You buy a foreclosed storage unit at auction, the rules of which prevented you from opening any boxes prior to purchasing the unit. While cleaning out the locker you bought, you discover a box full of pornography. You set the box aside along with several other items you plan to haul to the dump. Before you have the opportunity to throw anything away, a middle-aged man walks up to you and offers you $100 for the box of pornography. Do you sell it to him?
You invest heavily in the stock market. The pornographic industry is having a very good year, and you could profit greatly by buying stock in Playboy Magazine. Ethical considerations aside, Playboy would unquestionably be your best investment option. Do you buy the stock?
Your retirement savings are invested in mutual funds. This means a very tiny percentage of your holdings include stock in companies like Phillip Morris, Budweiser, and Playboy Magazine. You could opt for a specialty mutual fund that avoids morally objectionable companies, but your rate of return would be considerably less. Do you leave your investment where it is?
The Christian in the first scenario should throw away the porn. Selling it would promote sin, and would make you a party to that sin. While it would be nice to have $100, it would be much worse to dishonor God.
The Christian in the second scenario should not buy the stock in Playboy Magazine. As with the first scenario, buying part of such a company would promote sin and make the buyer a party to that sin. While the stock would otherwise be a good investment, pleasing God should be a higher priority.
The Christian in the third scenario should leave his or her investment where it is even though that mutual fund invests a small percentage of its holdings in objectionable companies. The key difference in this case is that there is no direct promotion or involvement in sin. Christians will never be completely able to avoid interaction with the sinful elements of their societies. However, they should avoid directly and deliberately profiting from sin.
Let’s go back to the first example. Say you bought the storage unit and found the porn. However, when the man walked up to you—rather than offering to buy the porn—the man offered to buy the entire unit from you for considerably more than you paid for it. Could you profit from the entire unit even though you knew one of the boxes contained porn? I would assume the man was not buying the unit for the porn and would sell it without overburdening my conscience (1 Cor 10:27)

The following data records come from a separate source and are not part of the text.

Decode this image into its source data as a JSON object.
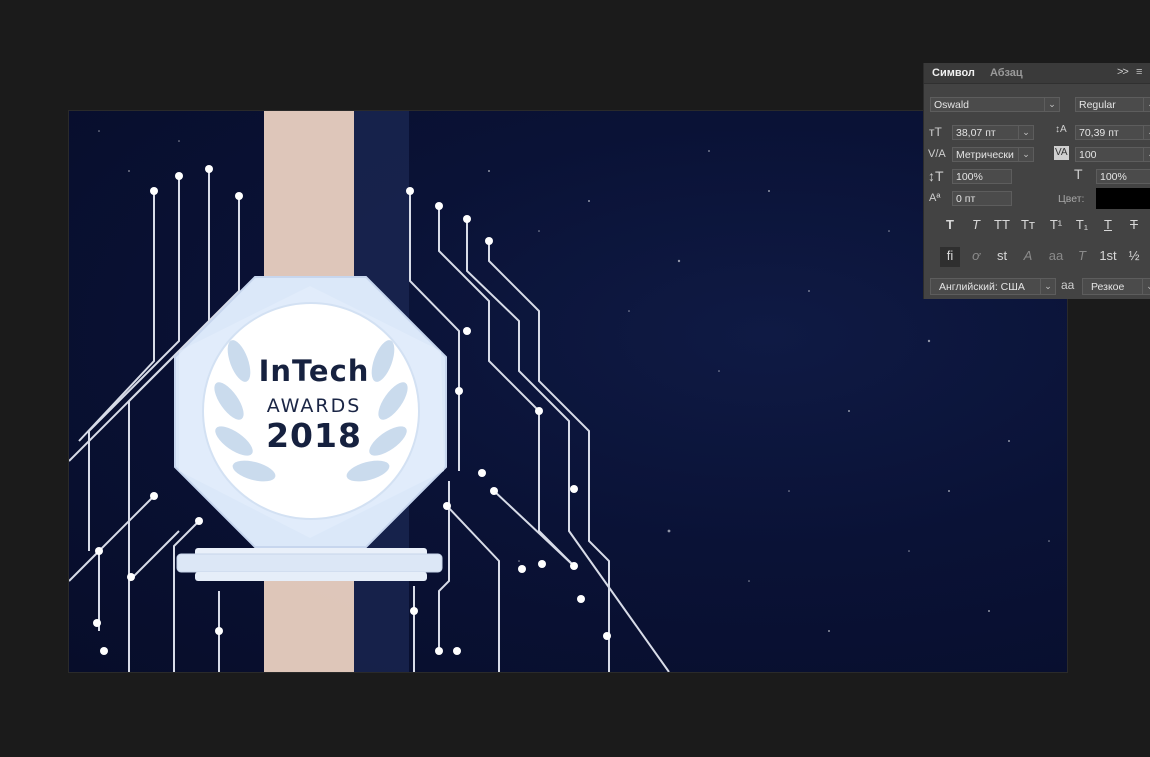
{
  "canvas": {
    "badge": {
      "line1": "InTech",
      "line2": "AWARDS",
      "line3": "2018"
    },
    "colors": {
      "background": "#0a1236",
      "stroke": "#f5e2d6",
      "circuit": "#d9dde8"
    }
  },
  "character_panel": {
    "tabs": [
      "Символ",
      "Абзац"
    ],
    "collapse_icon": ">>",
    "menu_icon": "≡",
    "font_family": "Oswald",
    "font_style": "Regular",
    "font_size": "38,07 пт",
    "leading": "70,39 пт",
    "kerning": "Метрически",
    "tracking": "100",
    "vertical_scale": "100%",
    "horizontal_scale": "100%",
    "baseline_shift": "0 пт",
    "color_label": "Цвет:",
    "color_value": "#000000",
    "language": "Английский: США",
    "antialias_icon": "aa",
    "antialias": "Резкое",
    "style_buttons": [
      "T",
      "T",
      "TT",
      "Tт",
      "T¹",
      "T₁",
      "T",
      "T"
    ],
    "opentype_buttons": [
      "fi",
      "ơ",
      "st",
      "A",
      "aa",
      "T",
      "1st",
      "½"
    ]
  }
}
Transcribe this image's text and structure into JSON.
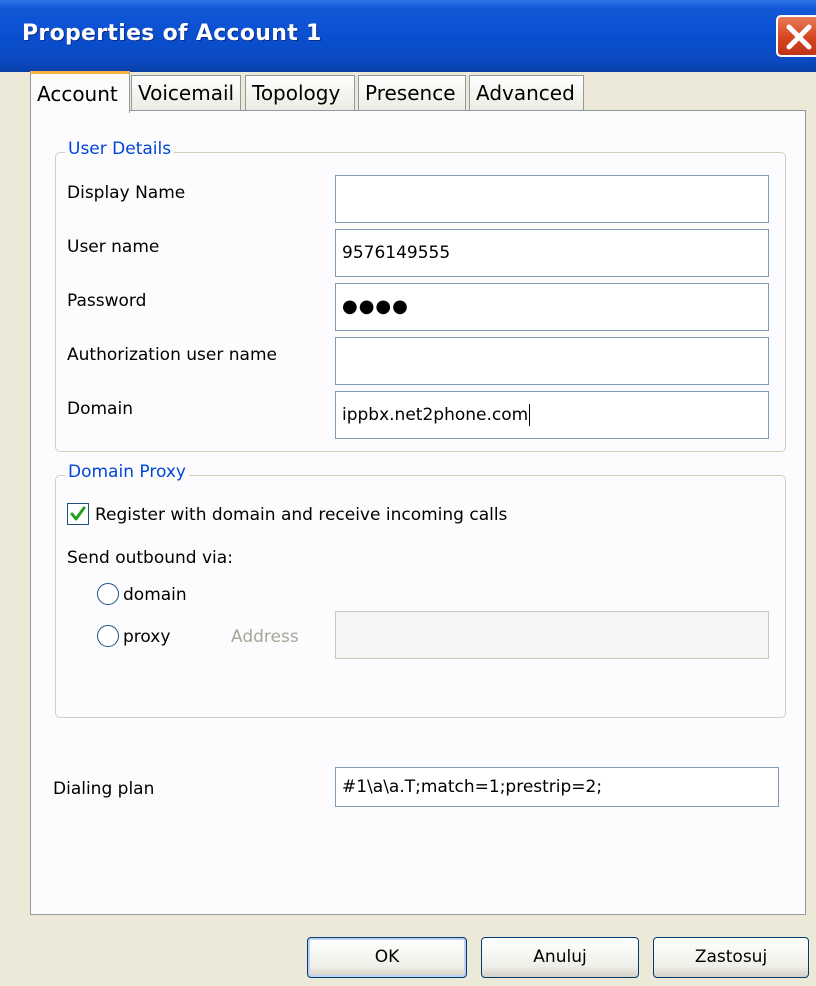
{
  "window": {
    "title": "Properties of Account 1"
  },
  "tabs": [
    {
      "label": "Account",
      "active": true
    },
    {
      "label": "Voicemail"
    },
    {
      "label": "Topology"
    },
    {
      "label": "Presence"
    },
    {
      "label": "Advanced"
    }
  ],
  "user_details": {
    "legend": "User Details",
    "display_name": {
      "label": "Display Name",
      "value": ""
    },
    "user_name": {
      "label": "User name",
      "value": "9576149555"
    },
    "password": {
      "label": "Password",
      "value": "●●●●"
    },
    "auth_user_name": {
      "label": "Authorization user name",
      "value": ""
    },
    "domain": {
      "label": "Domain",
      "value": "ippbx.net2phone.com"
    }
  },
  "domain_proxy": {
    "legend": "Domain Proxy",
    "register_label": "Register with domain and receive incoming calls",
    "register_checked": true,
    "send_outbound_label": "Send outbound via:",
    "option_domain": "domain",
    "option_proxy": "proxy",
    "address_label": "Address",
    "address_value": ""
  },
  "dialing_plan": {
    "label": "Dialing plan",
    "value": "#1\\a\\a.T;match=1;prestrip=2;"
  },
  "buttons": {
    "ok": "OK",
    "cancel": "Anuluj",
    "apply": "Zastosuj"
  },
  "colors": {
    "titlebar": "#0a4fd0",
    "legend": "#0046d5",
    "tab_highlight": "#f6b23a",
    "checkmark": "#21a121"
  },
  "icons": {
    "close": "close-icon"
  }
}
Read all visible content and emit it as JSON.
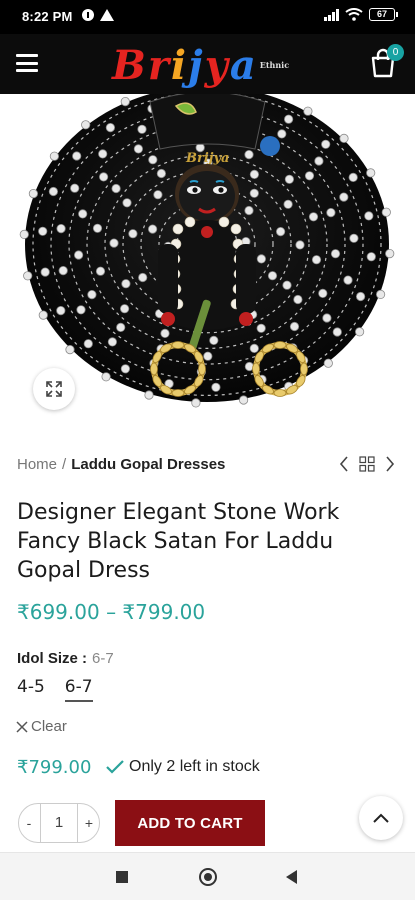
{
  "status_bar": {
    "time": "8:22 PM",
    "battery": "67"
  },
  "header": {
    "logo": {
      "letters": [
        "B",
        "r",
        "i",
        "j",
        "y",
        "a"
      ],
      "trademark": "Ethnic",
      "colors": [
        "#e52420",
        "#e52420",
        "#f5a623",
        "#2b7de9",
        "#e52420",
        "#2b7de9"
      ]
    },
    "cart_count": "0"
  },
  "breadcrumb": {
    "home": "Home",
    "separator": "/",
    "current": "Laddu Gopal Dresses"
  },
  "product": {
    "title": "Designer Elegant Stone Work Fancy Black Satan For Laddu Gopal Dress",
    "price_range": "₹699.00 – ₹799.00",
    "size_label": "Idol Size :",
    "size_selected": "6-7",
    "sizes": [
      "4-5",
      "6-7"
    ],
    "clear_label": "Clear",
    "variation_price": "₹799.00",
    "stock_text": "Only 2 left in stock",
    "quantity": "1",
    "qty_minus": "-",
    "qty_plus": "+",
    "add_to_cart": "ADD TO CART"
  },
  "colors": {
    "accent": "#2aa39b",
    "cart_button": "#8b0f14",
    "badge": "#18a3a3"
  }
}
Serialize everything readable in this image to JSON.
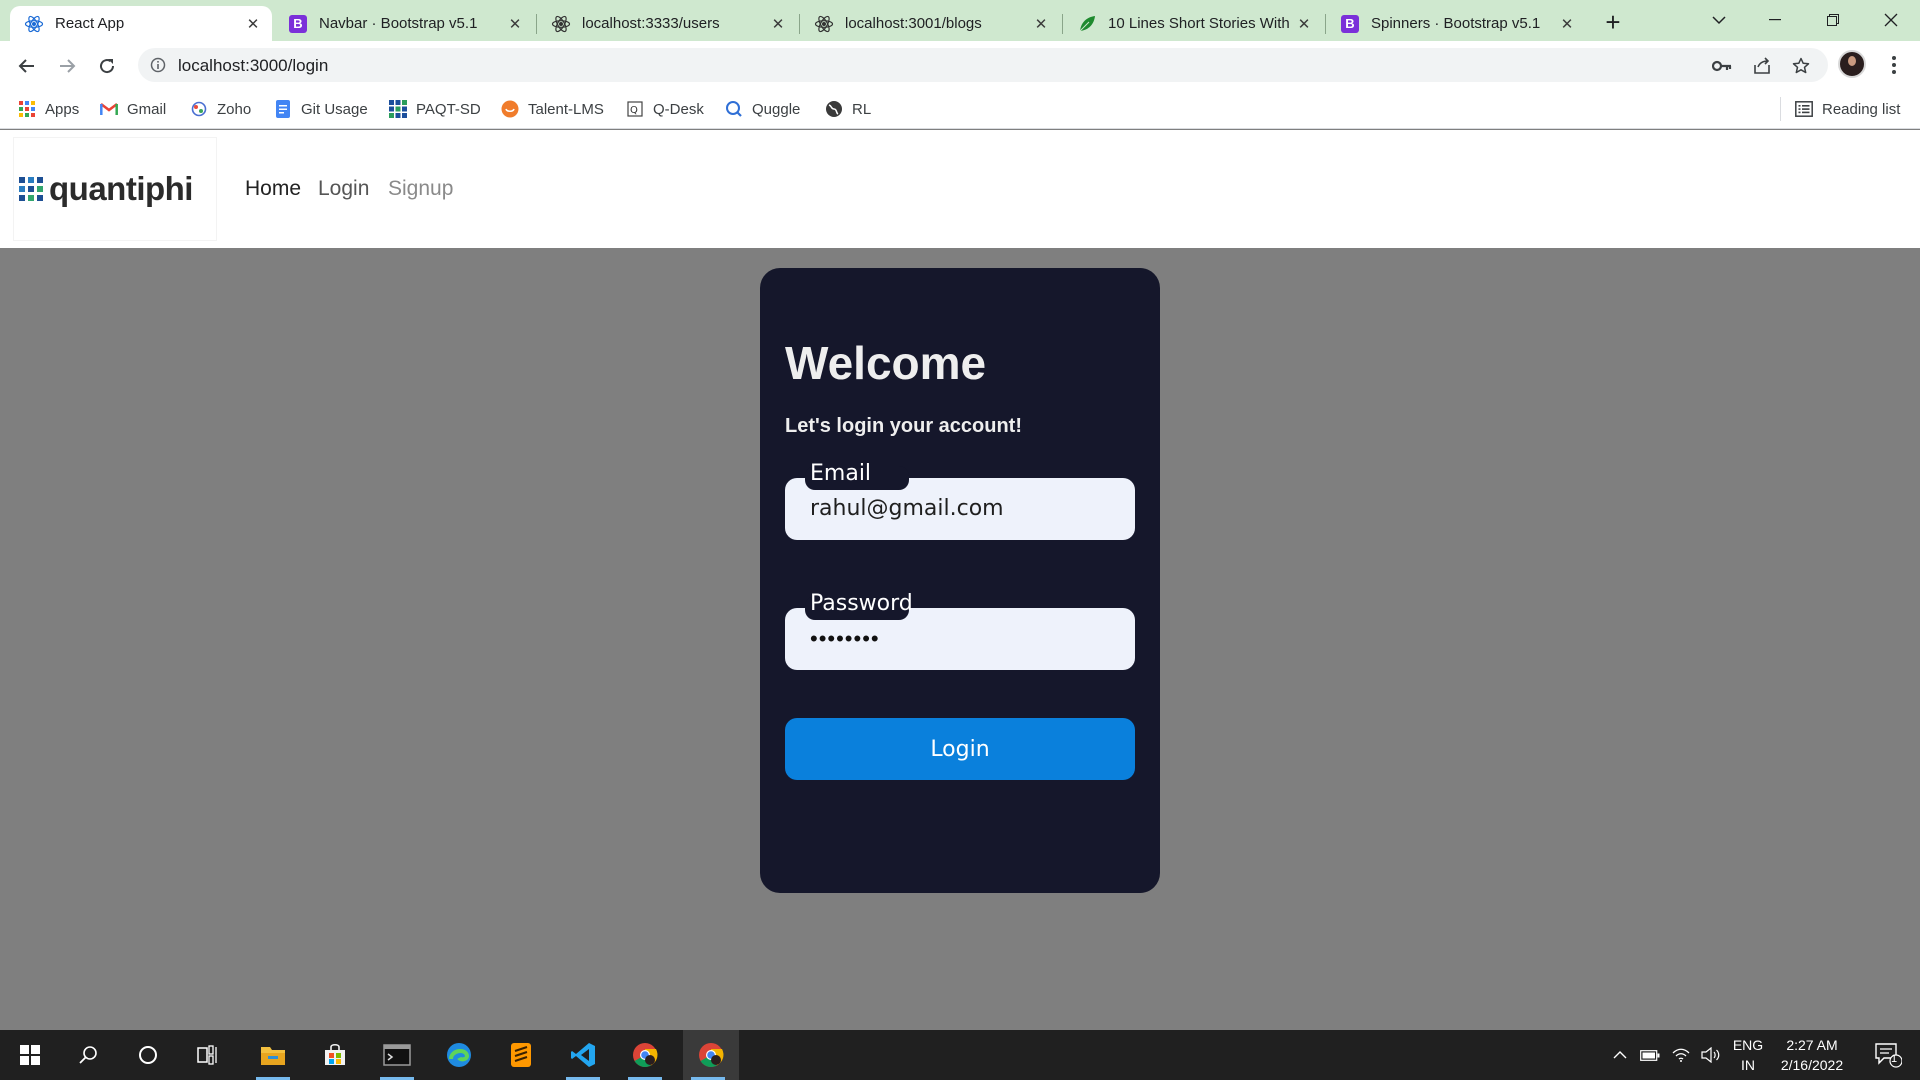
{
  "browser": {
    "tabs": [
      {
        "title": "React App",
        "icon": "react-icon",
        "active": true
      },
      {
        "title": "Navbar · Bootstrap v5.1",
        "icon": "bootstrap-icon",
        "active": false
      },
      {
        "title": "localhost:3333/users",
        "icon": "react-icon",
        "active": false
      },
      {
        "title": "localhost:3001/blogs",
        "icon": "react-icon",
        "active": false
      },
      {
        "title": "10 Lines Short Stories With",
        "icon": "leaf-icon",
        "active": false
      },
      {
        "title": "Spinners · Bootstrap v5.1",
        "icon": "bootstrap-icon",
        "active": false
      }
    ],
    "url": "localhost:3000/login",
    "bookmarks": [
      {
        "label": "Apps",
        "icon": "apps-grid-icon"
      },
      {
        "label": "Gmail",
        "icon": "gmail-icon"
      },
      {
        "label": "Zoho",
        "icon": "zoho-icon"
      },
      {
        "label": "Git Usage",
        "icon": "docs-icon"
      },
      {
        "label": "PAQT-SD",
        "icon": "grid-icon"
      },
      {
        "label": "Talent-LMS",
        "icon": "talentlms-icon"
      },
      {
        "label": "Q-Desk",
        "icon": "qdesk-icon"
      },
      {
        "label": "Quggle",
        "icon": "quggle-icon"
      },
      {
        "label": "RL",
        "icon": "globe-icon"
      }
    ],
    "reading_list": "Reading list"
  },
  "navbar": {
    "brand": "quantiphi",
    "links": {
      "home": "Home",
      "login": "Login",
      "signup": "Signup"
    }
  },
  "login_card": {
    "title": "Welcome",
    "subtitle": "Let's login your account!",
    "email_label": "Email",
    "email_value": "rahul@gmail.com",
    "password_label": "Password",
    "password_value": "••••••••",
    "button": "Login"
  },
  "taskbar": {
    "apps": [
      "start-icon",
      "search-icon",
      "cortana-icon",
      "task-view-icon",
      "file-explorer-icon",
      "store-icon",
      "terminal-icon",
      "edge-icon",
      "sublime-icon",
      "vscode-icon",
      "chrome-icon",
      "chrome-profile-icon"
    ],
    "language": "ENG",
    "region": "IN",
    "time": "2:27 AM",
    "date": "2/16/2022",
    "notification_count": "1"
  },
  "colors": {
    "tab_strip": "#cfe8cf",
    "card_bg": "#15172b",
    "page_bg": "#7f7f7f",
    "button": "#0a80dc",
    "input_bg": "#eef2fb"
  }
}
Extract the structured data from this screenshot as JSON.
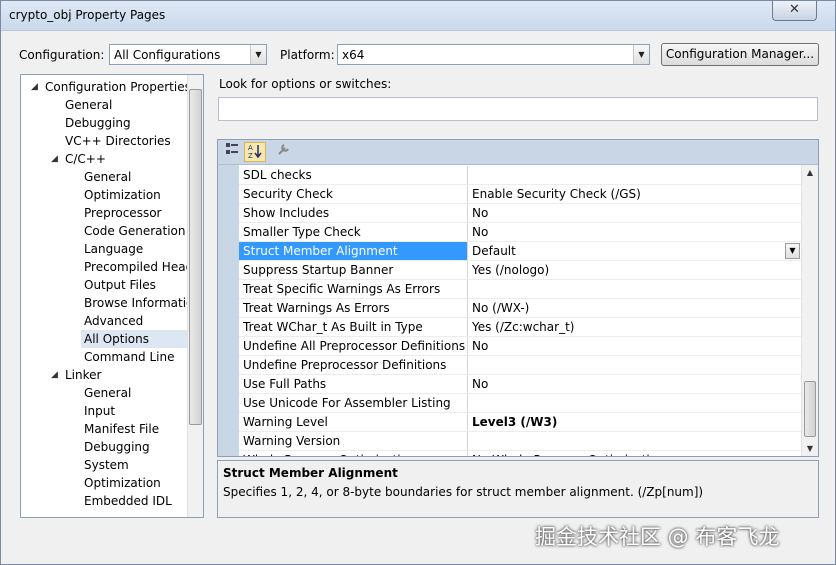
{
  "window": {
    "title": "crypto_obj Property Pages",
    "close_glyph": "✕"
  },
  "toolbar": {
    "configuration_label": "Configuration:",
    "configuration_value": "All Configurations",
    "platform_label": "Platform:",
    "platform_value": "x64",
    "config_manager_label": "Configuration Manager..."
  },
  "tree": {
    "items": [
      {
        "label": "Configuration Properties",
        "level": 0,
        "expanded": true
      },
      {
        "label": "General",
        "level": 1
      },
      {
        "label": "Debugging",
        "level": 1
      },
      {
        "label": "VC++ Directories",
        "level": 1
      },
      {
        "label": "C/C++",
        "level": 1,
        "expanded": true
      },
      {
        "label": "General",
        "level": 2
      },
      {
        "label": "Optimization",
        "level": 2
      },
      {
        "label": "Preprocessor",
        "level": 2
      },
      {
        "label": "Code Generation",
        "level": 2
      },
      {
        "label": "Language",
        "level": 2
      },
      {
        "label": "Precompiled Heade",
        "level": 2
      },
      {
        "label": "Output Files",
        "level": 2
      },
      {
        "label": "Browse Information",
        "level": 2
      },
      {
        "label": "Advanced",
        "level": 2
      },
      {
        "label": "All Options",
        "level": 2,
        "selected": true
      },
      {
        "label": "Command Line",
        "level": 2
      },
      {
        "label": "Linker",
        "level": 1,
        "expanded": true
      },
      {
        "label": "General",
        "level": 2
      },
      {
        "label": "Input",
        "level": 2
      },
      {
        "label": "Manifest File",
        "level": 2
      },
      {
        "label": "Debugging",
        "level": 2
      },
      {
        "label": "System",
        "level": 2
      },
      {
        "label": "Optimization",
        "level": 2
      },
      {
        "label": "Embedded IDL",
        "level": 2
      }
    ]
  },
  "search": {
    "label": "Look for options or switches:",
    "value": ""
  },
  "grid": {
    "toolbar_icons": [
      "categorized-icon",
      "alphabetical-icon",
      "property-pages-icon"
    ],
    "rows": [
      {
        "name": "SDL checks",
        "value": ""
      },
      {
        "name": "Security Check",
        "value": "Enable Security Check (/GS)"
      },
      {
        "name": "Show Includes",
        "value": "No"
      },
      {
        "name": "Smaller Type Check",
        "value": "No"
      },
      {
        "name": "Struct Member Alignment",
        "value": "Default",
        "selected": true
      },
      {
        "name": "Suppress Startup Banner",
        "value": "Yes (/nologo)"
      },
      {
        "name": "Treat Specific Warnings As Errors",
        "value": ""
      },
      {
        "name": "Treat Warnings As Errors",
        "value": "No (/WX-)"
      },
      {
        "name": "Treat WChar_t As Built in Type",
        "value": "Yes (/Zc:wchar_t)"
      },
      {
        "name": "Undefine All Preprocessor Definitions",
        "value": "No"
      },
      {
        "name": "Undefine Preprocessor Definitions",
        "value": ""
      },
      {
        "name": "Use Full Paths",
        "value": "No"
      },
      {
        "name": "Use Unicode For Assembler Listing",
        "value": ""
      },
      {
        "name": "Warning Level",
        "value": "Level3 (/W3)",
        "bold": true
      },
      {
        "name": "Warning Version",
        "value": ""
      },
      {
        "name": "Whole Program Optimization",
        "value": "No Whole Program Optimization"
      }
    ]
  },
  "description": {
    "title": "Struct Member Alignment",
    "text": "Specifies 1, 2, 4, or 8-byte boundaries for struct member alignment.     (/Zp[num])"
  },
  "watermark": "掘金技术社区 @ 布客飞龙"
}
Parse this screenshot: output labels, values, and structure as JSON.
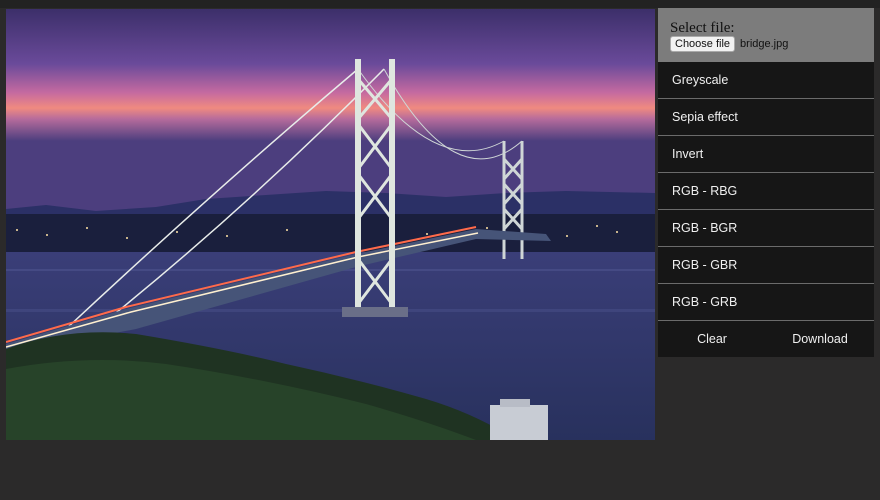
{
  "image": {
    "description_icon": "photo-icon"
  },
  "file": {
    "label": "Select file:",
    "button": "Choose file",
    "filename": "bridge.jpg"
  },
  "menu": [
    {
      "label": "Greyscale"
    },
    {
      "label": "Sepia effect"
    },
    {
      "label": "Invert"
    },
    {
      "label": "RGB - RBG"
    },
    {
      "label": "RGB - BGR"
    },
    {
      "label": "RGB - GBR"
    },
    {
      "label": "RGB - GRB"
    }
  ],
  "actions": {
    "clear": "Clear",
    "download": "Download"
  },
  "colors": {
    "background": "#2b2a2a",
    "panel_item": "#161616",
    "file_box": "#7c7c7c"
  }
}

Of course, the situations would be totally different if most of the boxes were filled with porn or the mutual fund in question specialized in objectionable stocks. However, while Christians must not be of the world, they are to live in the world. Sometimes this means they will indirectly profit from the sinfulness of their societies, but if Christians are to be not of the world, they should neither directly nor deliberately profit from sin.